Michel van Hove is the co-owner and partner of Strategos, a strategy and innovation consultancy that helps companies grow. We recently spoke with Michel to hear his thoughts on how to successfully foster a culture of innovation within a company.
Tell us a bit about your background. What drew you to Strategos?
My career began with a small company in the entertainment industry that developed the first large screen stadium video displays for U2 and other leading music acts. Those were exciting times where we experimented with different technologies to bring new experiences to international audiences. Later, I worked for multinational companies in fast-moving consumer goods and specialty chemicals on strategic innovation initiatives. Strategos offers clients a robust and creative approach to strategy and innovation that appealed to me. I was educated as an engineer and have always believed that finding new ways to solve problems required creativity as well as systemic thinking and collaborating with people that have diverse backgrounds.
Since you have worked on innovation “from the inside,” what lessons have you learned from that process and how have they helped you assist other companies in their innovation efforts?
Working on innovation in industry roles can be very demanding. Often you are the initiator and the evangelist as well as the project manager and team leader. There are many roles to play when you are trying to get innovation off the ground in large companies. You learn that having a big-picture view of what you want to achieve plus executive buy-in and sponsorship is critical. You need a clear step-by-step plan with tangible outcomes to convince middle managers and team members that investing their time and resources produces results.
Could you explain what it means to “work from the future back” as a key strategy of innovation? Why is this important?
Traditional methods are more deterministic in that they extrapolate from the past to the present into the future – more like a planning exercise where we believe in certainties. It presents a future that is acceptable; but in our opinion, it doesn’t lead to significant innovation. Therefore, in our present situation of rapid change, traditional methods fall short. Working from the future back is much more exploratory of what the future may hold and the role that companies can play. It stretches our thinking and helps us to create a more ambitious strategy that drives much higher innovation performance.
What industries or regions are lagging behind right now when it comes to embracing innovation?
There’s good and bad in every industry or company, but generally speaking the companies that stick to their beliefs the longest about what it takes to win without examining those beliefs with the intent to challenge them will be in trouble. On the positive side, innovation is now high on everyone’s agenda, and there are plenty of successful examples. However, we see many companies still lack the purpose, direction, and capabilities to act and often revert to whichever innovation solution is in fashion. This seems to be particularly true in retail and finance.
When you examine a client company, what do you often find that prevents them from innovating to the best of their abilities?
We usually find pockets of innovation success in every organization. The sense of urgency is there, but there’s also an uneven distribution of innovation capabilities. People understand that culture is an important driver of innovation, but often see it as a problem of motivating employees to act differently. They focus on skill building without having a “landing place” for employees to exercise those skills. We believe organizations need to build individual capability and surround that with organizational capacity to make innovation happen and make it stick.

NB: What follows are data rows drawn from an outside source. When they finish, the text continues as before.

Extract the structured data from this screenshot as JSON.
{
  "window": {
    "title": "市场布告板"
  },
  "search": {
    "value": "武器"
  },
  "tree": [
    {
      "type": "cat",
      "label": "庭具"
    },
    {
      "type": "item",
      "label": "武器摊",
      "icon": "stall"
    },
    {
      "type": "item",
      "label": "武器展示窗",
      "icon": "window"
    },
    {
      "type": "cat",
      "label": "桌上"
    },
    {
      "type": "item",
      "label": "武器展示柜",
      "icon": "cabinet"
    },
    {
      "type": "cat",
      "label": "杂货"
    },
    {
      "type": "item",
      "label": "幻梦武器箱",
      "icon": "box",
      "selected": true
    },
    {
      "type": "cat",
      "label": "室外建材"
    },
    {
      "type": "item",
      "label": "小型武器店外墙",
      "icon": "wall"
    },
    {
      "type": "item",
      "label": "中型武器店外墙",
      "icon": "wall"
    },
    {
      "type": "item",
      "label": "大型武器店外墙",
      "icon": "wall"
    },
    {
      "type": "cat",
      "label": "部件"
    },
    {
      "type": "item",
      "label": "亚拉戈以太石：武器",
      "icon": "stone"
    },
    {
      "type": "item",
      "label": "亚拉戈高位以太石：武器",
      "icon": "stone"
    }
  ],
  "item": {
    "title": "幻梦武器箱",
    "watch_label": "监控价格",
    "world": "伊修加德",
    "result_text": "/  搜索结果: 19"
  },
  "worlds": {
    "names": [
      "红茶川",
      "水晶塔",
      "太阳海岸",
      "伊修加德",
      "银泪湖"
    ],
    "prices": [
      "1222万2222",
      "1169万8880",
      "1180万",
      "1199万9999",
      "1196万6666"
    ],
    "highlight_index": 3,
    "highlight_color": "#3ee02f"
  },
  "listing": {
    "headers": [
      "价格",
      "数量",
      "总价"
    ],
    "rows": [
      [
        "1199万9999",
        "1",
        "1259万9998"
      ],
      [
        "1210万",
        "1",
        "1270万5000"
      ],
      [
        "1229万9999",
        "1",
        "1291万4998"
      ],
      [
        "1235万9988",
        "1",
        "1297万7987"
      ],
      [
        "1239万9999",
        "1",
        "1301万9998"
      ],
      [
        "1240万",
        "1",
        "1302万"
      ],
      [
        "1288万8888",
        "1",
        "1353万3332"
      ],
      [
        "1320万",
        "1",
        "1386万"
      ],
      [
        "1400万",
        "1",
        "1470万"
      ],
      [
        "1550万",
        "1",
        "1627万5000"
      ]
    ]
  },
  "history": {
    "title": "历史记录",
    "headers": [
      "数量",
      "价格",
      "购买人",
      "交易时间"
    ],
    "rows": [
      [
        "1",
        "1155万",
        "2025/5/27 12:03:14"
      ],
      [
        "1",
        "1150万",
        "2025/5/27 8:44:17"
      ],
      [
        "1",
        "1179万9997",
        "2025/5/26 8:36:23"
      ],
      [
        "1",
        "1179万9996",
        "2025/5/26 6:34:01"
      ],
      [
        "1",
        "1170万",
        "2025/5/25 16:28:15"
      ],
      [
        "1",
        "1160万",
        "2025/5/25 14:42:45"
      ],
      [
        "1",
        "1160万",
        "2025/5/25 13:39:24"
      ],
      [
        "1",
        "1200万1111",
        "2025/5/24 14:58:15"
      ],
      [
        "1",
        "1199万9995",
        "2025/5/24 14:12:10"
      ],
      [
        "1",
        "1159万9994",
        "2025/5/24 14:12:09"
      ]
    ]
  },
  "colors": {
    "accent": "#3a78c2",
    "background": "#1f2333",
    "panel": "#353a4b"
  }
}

If a company brainstorms numerous innovative ideas or approaches, how should they go about prioritizing their development or execution and keeping track of their progress?
We provide our clients with a step between brainstorming ideas and picking out the most promising ones called “domaining.” Individual ideas are rarely big enough on their own. We group or synthesize ideas into bigger growth platforms, or domains. These contain ideas that we can work on immediately, but also ideas that need much more refinement and often require additional capabilities that don’t exist today. Domains stretch out over time and provide both the big-picture view as well as a map to track progress. They are flexible and adaptable because along the way, you learn more about the growth platform you are pursuing.
Name one relatively simple step that a company can take to encourage innovative thinking and idea generation from its personnel.
Start by applying a few simple behavioral principles:
- Diverge before you converge. Explore a broad set of options before selecting the ones you choose (a straight line from A to B might be the quickest but may prevent you from seeing more interesting alternatives)
- Challenge your beliefs about what it takes to be successful, and think about what new opportunities might emerge if that no longer is the norm
- Don’t just ask the customer what they want, but invest in understanding what they are trying to achieve.
These behaviors may seem easy, but they require practice before they will lead to really interesting ideas.
If everyone agrees that innovation is important to a company’s survival, which companies will actually succeed and flourish in the future?
The companies that will succeed are those that understand that innovation is not just a series of isolated interventions in the hope that it will lead to a culture of innovation. Those that address innovation “systemically” tend to be the more successful companies who understand that strategy, opportunity, and capability need to be linked together.
How are today’s companies embracing a more innovative culture? For some ideas, join the IdeaScale community today!